28 July 2022, 20:58 | Updated: 28 July 2022, 21:20
Rishi Sunak has said he was "left with no choice" as he was accused of "stabbing Boris Johnson in the back" when he stepped down as Chancellor.
The Conservative Party leadership hopeful told LBC's Nick Ferrari he was forced to step down because he had "a significant difference of opinion" to the prime minister on economic policy.
Mr Sunak quit as chancellor on 5 July, sparking a wave of nearly 60 resignations that resulted in Mr Johnson stepping down as prime minister and triggered a leadership race.
It came as Mr Sunak received his biggest applause of the night as he discussed Tory party members' desire to have Boris Johnson's name on the leadership ballot during a husting in Leeds.

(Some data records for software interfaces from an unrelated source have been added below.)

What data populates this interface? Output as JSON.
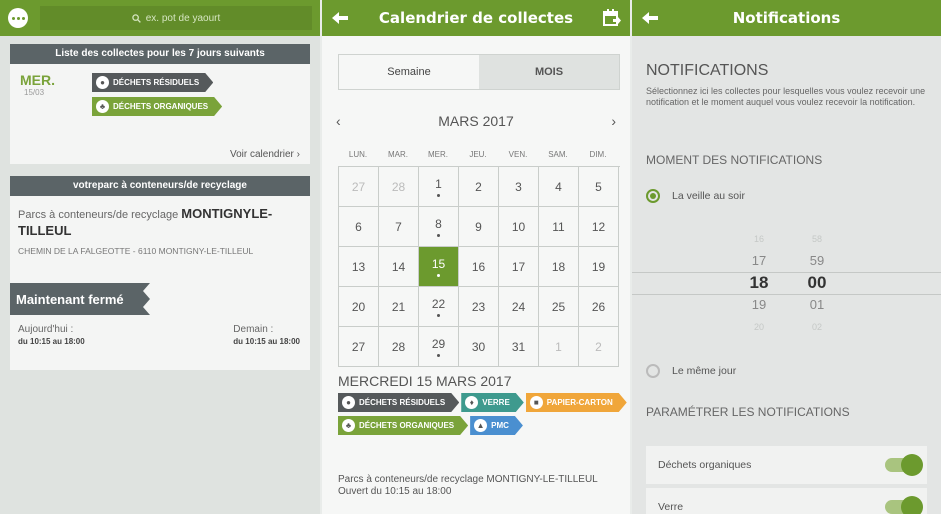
{
  "colors": {
    "accent": "#6c9a2e",
    "dark": "#5b6467",
    "residuels": "#55595b",
    "organiques": "#7aa33a",
    "verre": "#3e9a8e",
    "papier": "#f0a63a",
    "pmc": "#4a8fd0"
  },
  "panel1": {
    "search_placeholder": "ex. pot de yaourt",
    "collections_header": "Liste des collectes pour les 7 jours suivants",
    "day_name": "MER.",
    "day_date": "15/03",
    "day_tags": [
      {
        "label": "DÉCHETS RÉSIDUELS",
        "icon": "bag-icon"
      },
      {
        "label": "DÉCHETS ORGANIQUES",
        "icon": "leaf-icon"
      }
    ],
    "voir_calendrier": "Voir calendrier ›",
    "parc_header": "votreparc à conteneurs/de recyclage",
    "parc_prefix": "Parcs à conteneurs/de recyclage",
    "parc_name": "MONTIGNYLE-TILLEUL",
    "parc_address": "CHEMIN DE LA FALGEOTTE - 6110 MONTIGNY-LE-TILLEUL",
    "status": "Maintenant fermé",
    "today_label": "Aujourd'hui :",
    "today_hours": "du 10:15 au 18:00",
    "tomorrow_label": "Demain :",
    "tomorrow_hours": "du 10:15 au 18:00"
  },
  "panel2": {
    "title": "Calendrier de collectes",
    "tab_week": "Semaine",
    "tab_month": "MOIS",
    "prev": "‹",
    "next": "›",
    "month": "MARS 2017",
    "weekdays": [
      "LUN.",
      "MAR.",
      "MER.",
      "JEU.",
      "VEN.",
      "SAM.",
      "DIM."
    ],
    "weeks": [
      [
        {
          "d": "27",
          "other": true
        },
        {
          "d": "28",
          "other": true
        },
        {
          "d": "1",
          "dot": true
        },
        {
          "d": "2"
        },
        {
          "d": "3"
        },
        {
          "d": "4"
        },
        {
          "d": "5"
        }
      ],
      [
        {
          "d": "6"
        },
        {
          "d": "7"
        },
        {
          "d": "8",
          "dot": true
        },
        {
          "d": "9"
        },
        {
          "d": "10"
        },
        {
          "d": "11"
        },
        {
          "d": "12"
        }
      ],
      [
        {
          "d": "13"
        },
        {
          "d": "14"
        },
        {
          "d": "15",
          "dot": true,
          "sel": true
        },
        {
          "d": "16"
        },
        {
          "d": "17"
        },
        {
          "d": "18"
        },
        {
          "d": "19"
        }
      ],
      [
        {
          "d": "20"
        },
        {
          "d": "21"
        },
        {
          "d": "22",
          "dot": true
        },
        {
          "d": "23"
        },
        {
          "d": "24"
        },
        {
          "d": "25"
        },
        {
          "d": "26"
        }
      ],
      [
        {
          "d": "27"
        },
        {
          "d": "28"
        },
        {
          "d": "29",
          "dot": true
        },
        {
          "d": "30"
        },
        {
          "d": "31"
        },
        {
          "d": "1",
          "other": true
        },
        {
          "d": "2",
          "other": true
        }
      ]
    ],
    "selected_date": "MERCREDI 15 MARS 2017",
    "tags": [
      {
        "label": "DÉCHETS RÉSIDUELS",
        "cls": "t-res",
        "icon": "bag-icon"
      },
      {
        "label": "VERRE",
        "cls": "t-ver",
        "icon": "bottle-icon"
      },
      {
        "label": "PAPIER-CARTON",
        "cls": "t-pap",
        "icon": "paper-icon"
      },
      {
        "label": "DÉCHETS ORGANIQUES",
        "cls": "t-org",
        "icon": "leaf-icon"
      },
      {
        "label": "PMC",
        "cls": "t-pmc",
        "icon": "can-icon"
      }
    ],
    "parc_info": "Parcs à conteneurs/de recyclage MONTIGNY-LE-TILLEUL Ouvert du 10:15 au 18:00"
  },
  "panel3": {
    "title": "Notifications",
    "heading": "NOTIFICATIONS",
    "description": "Sélectionnez ici les collectes pour lesquelles vous voulez recevoir une notification et le moment auquel vous voulez recevoir la notification.",
    "moment_header": "MOMENT DES NOTIFICATIONS",
    "option_veille": "La veille au soir",
    "option_meme_jour": "Le même jour",
    "hours": [
      "16",
      "17",
      "18",
      "19",
      "20"
    ],
    "minutes": [
      "58",
      "59",
      "00",
      "01",
      "02"
    ],
    "params_header": "PARAMÉTRER LES NOTIFICATIONS",
    "toggles": [
      {
        "label": "Déchets organiques",
        "on": true
      },
      {
        "label": "Verre",
        "on": true
      }
    ]
  }
}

Nick referenced reports that around 14,000 members of the Conservative Party wanted Mr Johnson's name on the ballot, pausing as clapping and some cheers were audible from some in the audience.
Asked what he would say to those members, Mr Sunak said: "I'd say to them that I think close to 60 people resigned in Parliament and it's incumbent on the Prime Minister to have the confidence of the parliamentary party, and that wasn't there at the end.
"So whether he's on the ballot or not, ultimately you need to be able to command the confidence of your MPs in Parliament, and we got to a point where close to 60 of them had resigned from Government."
Nick asked Mr Sunak whether he would give Mr Johnson a role in the government, such as Envoy to Ukraine, after Ukrainian President Vlodymyr Zelenskyy called for him to retain a leadership position within British politics.
Mr Sunak said: "I'm not sure he'd want to do any of those things, Nick. This is someone who has enormous talents who I am sure can continue to make a contribution to public life."
Pressed on whether that meant he would support Mr Johnson becoming Envoy to Ukraine under his government, Mr Sunak said: "I'm not going to sit here and try to allocate jobs to people, I don't think that would be appropriate.
"I think actually now we do need to move forward, I've already been clear I don't see that being a role in the cabinet, but I'm sure Boris will continue to have a role in public life. I'm sure he's got a lot more to give."
Asked if Mr Johnson would be given a role in Mr Sunak's cabinet, he said "no".
Earlier today, Culture Secretary Nadine Dorries blamed Rishi Sunak for the "ruthless coup" which led to Mr Johnson's exit from No 10.
Ms Dorries, an ally of the Prime Minister, said that, despite the nature of his exit, she is not supporting a campaign to get his name put on the ballot to decide the leader of the Conservative Party.
The Liz Truss supporter told BBC Radio 4's Today programme: "I am bitterly disappointed that Boris Johnson was removed by a ruthless coup, as he was, led largely by Rishi Sunak."
Asked about a petition to get Mr Johnson's name on the ballot going to Tory members, she said the Prime Minister told her "'Tell them to stop, it's not right' - they were his words, his exact words".
She also dismissed a Daily Mirror report that she might consider giving up her relatively safe seat so Mr Johnson does not have to defend his more marginal Uxbridge and South Ruislip constituency.
Ms Dorries said the claim is "100% nuclear grade tosh".